United's fans he was the club's record goalscorer. To many of the town's budding young footballers during the 70s, 80s and 90s, he was someone
intent on making you a better player.
To everyone else who had the privilege of knowing Kenny Johnson, he was an absolute gentleman, who will be sadly missed across Hartlepool and beyond following his death this week.
Kenny is unlikely to have known too much about the merits of Facebook and Twitter, but the heart-warming messages that flooded in to the social networking sites on Thursday highlighted the extent
of the feelings shown towards him.
Whether it was on his weekly shopping spree to Tesco, serving up fish and chips in the shop he used to own or merely talking football at Victoria Park as
he watched his beloved Pools, he touched hearts with his kind-hearted nature.
I was one of many teenagers to have played under him for Seaton Carew Holy Trinity Youths. I was his striker and he would regularly offer up tips to becoming a better player.
The whole of that team had the utmost respect for him, as he would turn up week in, week out, in wind and rain to put something back in to the game he loved, having moved from that Juniors team to
Pools in 1949.
Over the years there were plenty more young men to have had the privilege to play under him. One man that knew Kenny was Middlesbrough's assistant manager, Mark Venus.

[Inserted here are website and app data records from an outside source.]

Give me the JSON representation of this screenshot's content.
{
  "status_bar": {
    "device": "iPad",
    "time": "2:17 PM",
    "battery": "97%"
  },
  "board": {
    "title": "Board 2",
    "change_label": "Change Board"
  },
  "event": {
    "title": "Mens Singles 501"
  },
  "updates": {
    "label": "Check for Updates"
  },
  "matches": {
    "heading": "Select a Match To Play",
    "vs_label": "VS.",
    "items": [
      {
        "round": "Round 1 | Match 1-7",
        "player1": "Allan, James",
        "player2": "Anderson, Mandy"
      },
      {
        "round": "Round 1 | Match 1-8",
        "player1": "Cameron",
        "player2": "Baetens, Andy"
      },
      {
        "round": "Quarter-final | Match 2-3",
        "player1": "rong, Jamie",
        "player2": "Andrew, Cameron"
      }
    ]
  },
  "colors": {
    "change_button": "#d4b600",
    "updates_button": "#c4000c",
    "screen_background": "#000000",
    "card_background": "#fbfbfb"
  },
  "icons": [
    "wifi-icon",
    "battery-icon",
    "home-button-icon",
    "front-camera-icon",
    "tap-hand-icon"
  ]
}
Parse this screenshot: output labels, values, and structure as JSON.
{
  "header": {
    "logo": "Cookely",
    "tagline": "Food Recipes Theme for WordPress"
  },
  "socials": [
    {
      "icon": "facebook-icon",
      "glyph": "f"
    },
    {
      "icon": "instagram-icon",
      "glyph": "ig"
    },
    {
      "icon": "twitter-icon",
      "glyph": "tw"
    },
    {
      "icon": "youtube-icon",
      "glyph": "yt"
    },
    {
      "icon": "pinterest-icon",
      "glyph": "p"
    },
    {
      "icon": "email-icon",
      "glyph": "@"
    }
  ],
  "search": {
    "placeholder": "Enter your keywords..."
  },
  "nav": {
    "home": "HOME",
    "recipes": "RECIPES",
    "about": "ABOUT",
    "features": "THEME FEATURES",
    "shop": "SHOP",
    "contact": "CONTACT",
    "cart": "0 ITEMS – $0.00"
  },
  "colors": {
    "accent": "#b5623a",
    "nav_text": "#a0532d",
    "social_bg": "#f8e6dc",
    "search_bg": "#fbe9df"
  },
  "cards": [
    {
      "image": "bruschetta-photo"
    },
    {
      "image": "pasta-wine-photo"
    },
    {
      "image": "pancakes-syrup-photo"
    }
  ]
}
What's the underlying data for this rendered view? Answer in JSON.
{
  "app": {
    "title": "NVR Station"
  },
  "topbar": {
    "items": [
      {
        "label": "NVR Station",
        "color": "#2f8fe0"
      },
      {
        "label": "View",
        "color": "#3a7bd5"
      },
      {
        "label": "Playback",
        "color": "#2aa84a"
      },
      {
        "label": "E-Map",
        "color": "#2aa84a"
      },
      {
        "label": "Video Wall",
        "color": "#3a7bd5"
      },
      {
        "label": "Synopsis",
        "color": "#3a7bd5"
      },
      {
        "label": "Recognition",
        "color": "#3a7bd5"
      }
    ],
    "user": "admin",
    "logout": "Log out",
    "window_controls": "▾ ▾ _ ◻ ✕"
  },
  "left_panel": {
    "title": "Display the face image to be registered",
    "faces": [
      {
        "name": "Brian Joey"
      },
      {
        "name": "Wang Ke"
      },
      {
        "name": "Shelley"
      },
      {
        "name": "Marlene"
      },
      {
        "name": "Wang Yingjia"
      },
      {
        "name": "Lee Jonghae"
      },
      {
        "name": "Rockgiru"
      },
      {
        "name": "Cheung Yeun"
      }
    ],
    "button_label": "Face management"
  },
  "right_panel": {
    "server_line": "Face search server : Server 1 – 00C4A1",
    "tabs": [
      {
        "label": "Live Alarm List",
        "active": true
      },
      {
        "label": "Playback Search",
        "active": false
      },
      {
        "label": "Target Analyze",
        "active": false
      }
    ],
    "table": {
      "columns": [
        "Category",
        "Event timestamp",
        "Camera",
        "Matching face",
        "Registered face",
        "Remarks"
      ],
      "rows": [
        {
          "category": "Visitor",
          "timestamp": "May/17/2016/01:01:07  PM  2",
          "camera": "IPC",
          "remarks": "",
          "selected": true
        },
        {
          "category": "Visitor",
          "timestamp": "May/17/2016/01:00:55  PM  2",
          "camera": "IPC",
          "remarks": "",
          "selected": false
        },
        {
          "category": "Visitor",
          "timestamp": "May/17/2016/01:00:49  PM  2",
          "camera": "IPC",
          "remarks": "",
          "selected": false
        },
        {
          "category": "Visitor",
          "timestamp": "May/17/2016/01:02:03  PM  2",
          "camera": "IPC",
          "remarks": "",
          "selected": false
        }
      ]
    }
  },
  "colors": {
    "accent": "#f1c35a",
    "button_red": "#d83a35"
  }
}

Venus used to play for Johnson's Seaton team in its hey day along with his brothers and the Pools legend has always remained a close friend of his family.
"It's just so sad, he was an absolute gentleman, who just loved his football and enjoyed life," said Venus. "I played under him, both of my brothers - Ian and Mike - played for his team and there
were loads more.
"If you lived in Seaton, you liked football then you tended to play for his team. Even players from across the town would come to play for him. Everyone thought Kenny was an exceptional person and
he has always been a true friend of our family. He will be sadly missed."
Such comments sum up what everyone thought of Kenny. He was much more than just Hartlepool's record goalscorer.
"He was a gem," said Hartlepool United's chief executive Russ Green yesterday. "I got to know him and his family personally, I used to take DVDs up for him to watch. It's so sad.
"He had strong opinions on the game and he always just wanted to stop and chat to everyone that wanted to talk to him. It's a great loss to the town."
Kenny was 80 when he died. His career at Victoria Park lasted 15 years, scoring 106 goals in 413 appearances for the club before leaving in 1964.
His footballing ability made him a Hartlepool United legend - but he was a real local hero too.
Kenny was one of the first names to have found his way on to the club's centenary wall as a mark of respect for the service he gave to Hartlepool United between 1949-64.
And if there was ever any chance of a statue being constructed outside Victoria Park, then surely Kenny Johnson would have be high on the list of contenders.